Kentucky Youth Advocates reported the data in its 2019 Kentucky KIDS COUNT Data book, which reviews 17 measures for children’s well-being in every county. Republican Senator Julie Raque Adams said the increasing foster care rates were caused in part by Kentucky removing children from guardians during the opioid epidemic, and a disproportionate share of foster youth were African American. The report points to socioeconomic status, family structure, bias and structural inequities as factors in that imbalance. Raque Adams said legislators want to discuss child welfare when the legislative session starts this January because system reforms could spend state dollars more efficiently and strengthen families.

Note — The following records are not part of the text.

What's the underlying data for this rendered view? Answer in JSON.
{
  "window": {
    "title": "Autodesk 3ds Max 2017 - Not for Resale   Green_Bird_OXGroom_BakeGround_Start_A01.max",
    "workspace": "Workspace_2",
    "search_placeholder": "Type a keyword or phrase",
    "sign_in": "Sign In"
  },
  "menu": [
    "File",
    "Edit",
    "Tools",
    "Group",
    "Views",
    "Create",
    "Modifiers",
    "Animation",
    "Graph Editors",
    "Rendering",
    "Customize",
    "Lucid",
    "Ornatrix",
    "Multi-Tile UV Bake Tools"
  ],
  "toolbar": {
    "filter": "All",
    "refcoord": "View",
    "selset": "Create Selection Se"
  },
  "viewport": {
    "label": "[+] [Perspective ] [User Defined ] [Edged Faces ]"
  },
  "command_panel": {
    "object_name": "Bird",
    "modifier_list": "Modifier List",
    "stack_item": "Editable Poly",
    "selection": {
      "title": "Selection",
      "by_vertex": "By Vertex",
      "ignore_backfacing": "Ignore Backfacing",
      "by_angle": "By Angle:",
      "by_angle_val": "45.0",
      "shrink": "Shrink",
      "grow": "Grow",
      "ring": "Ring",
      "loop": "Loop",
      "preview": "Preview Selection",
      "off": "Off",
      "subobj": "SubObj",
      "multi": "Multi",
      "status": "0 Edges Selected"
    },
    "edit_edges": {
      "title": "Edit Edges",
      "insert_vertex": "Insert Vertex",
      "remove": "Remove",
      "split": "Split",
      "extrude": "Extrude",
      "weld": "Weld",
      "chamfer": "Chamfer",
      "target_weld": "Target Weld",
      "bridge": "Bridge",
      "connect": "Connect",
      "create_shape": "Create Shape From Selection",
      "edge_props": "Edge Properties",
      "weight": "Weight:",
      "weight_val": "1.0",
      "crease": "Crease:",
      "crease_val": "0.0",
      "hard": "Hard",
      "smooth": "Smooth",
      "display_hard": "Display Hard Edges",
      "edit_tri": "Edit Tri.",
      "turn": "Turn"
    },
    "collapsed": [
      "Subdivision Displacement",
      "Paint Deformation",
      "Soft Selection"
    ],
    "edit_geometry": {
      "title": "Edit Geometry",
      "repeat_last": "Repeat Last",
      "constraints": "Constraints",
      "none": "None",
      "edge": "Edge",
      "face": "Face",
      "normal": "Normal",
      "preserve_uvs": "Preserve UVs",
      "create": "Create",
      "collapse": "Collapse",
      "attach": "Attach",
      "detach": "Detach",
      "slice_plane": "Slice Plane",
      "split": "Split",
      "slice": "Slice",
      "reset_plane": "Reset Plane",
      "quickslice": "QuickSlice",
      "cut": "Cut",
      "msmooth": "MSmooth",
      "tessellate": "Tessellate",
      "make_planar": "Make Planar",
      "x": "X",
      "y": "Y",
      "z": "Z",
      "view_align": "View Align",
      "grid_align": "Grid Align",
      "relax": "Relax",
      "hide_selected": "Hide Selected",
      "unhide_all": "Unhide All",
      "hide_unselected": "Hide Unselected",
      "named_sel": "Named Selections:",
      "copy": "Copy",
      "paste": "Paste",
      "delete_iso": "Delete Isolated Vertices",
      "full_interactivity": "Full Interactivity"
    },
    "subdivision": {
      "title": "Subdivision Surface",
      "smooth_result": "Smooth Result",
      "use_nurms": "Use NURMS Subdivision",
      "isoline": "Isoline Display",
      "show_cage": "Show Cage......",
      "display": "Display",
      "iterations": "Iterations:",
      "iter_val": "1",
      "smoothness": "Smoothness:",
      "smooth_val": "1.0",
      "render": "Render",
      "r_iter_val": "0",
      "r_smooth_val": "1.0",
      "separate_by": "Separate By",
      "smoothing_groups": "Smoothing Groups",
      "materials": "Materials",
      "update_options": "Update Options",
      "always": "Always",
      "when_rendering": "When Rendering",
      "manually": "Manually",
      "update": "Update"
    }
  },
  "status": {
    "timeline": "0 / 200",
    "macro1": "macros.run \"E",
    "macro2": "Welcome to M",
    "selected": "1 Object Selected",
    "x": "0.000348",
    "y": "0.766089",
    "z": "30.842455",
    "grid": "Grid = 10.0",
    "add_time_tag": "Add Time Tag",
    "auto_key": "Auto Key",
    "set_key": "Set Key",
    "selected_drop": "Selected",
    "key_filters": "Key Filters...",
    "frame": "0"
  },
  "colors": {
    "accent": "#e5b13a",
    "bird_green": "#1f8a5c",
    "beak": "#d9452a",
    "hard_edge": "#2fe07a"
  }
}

In addition to Kentucky’s record rate of foster youth, the report noted that the percentage of youth leaving foster care to be reunified with parents or guardians has decreased.

Children exiting foster care to reunification (percent)

Kentucky Youth Advocates rate of children reunified with guardians

Source: Kentucky Cabinet for Health and Family Services, Department for Community Based Services

Listen to In Conversation live on 89.3 WFPL Friday at 11 a.m. or follow along with our live tweets at @WFPLnews. Call with your questions or comments at 502-814-TALK or tweet us with the hashtag #WFPLconversation. We’re also on Facebook.

Kyeland Jackson is an Associate Producer for WFPL News.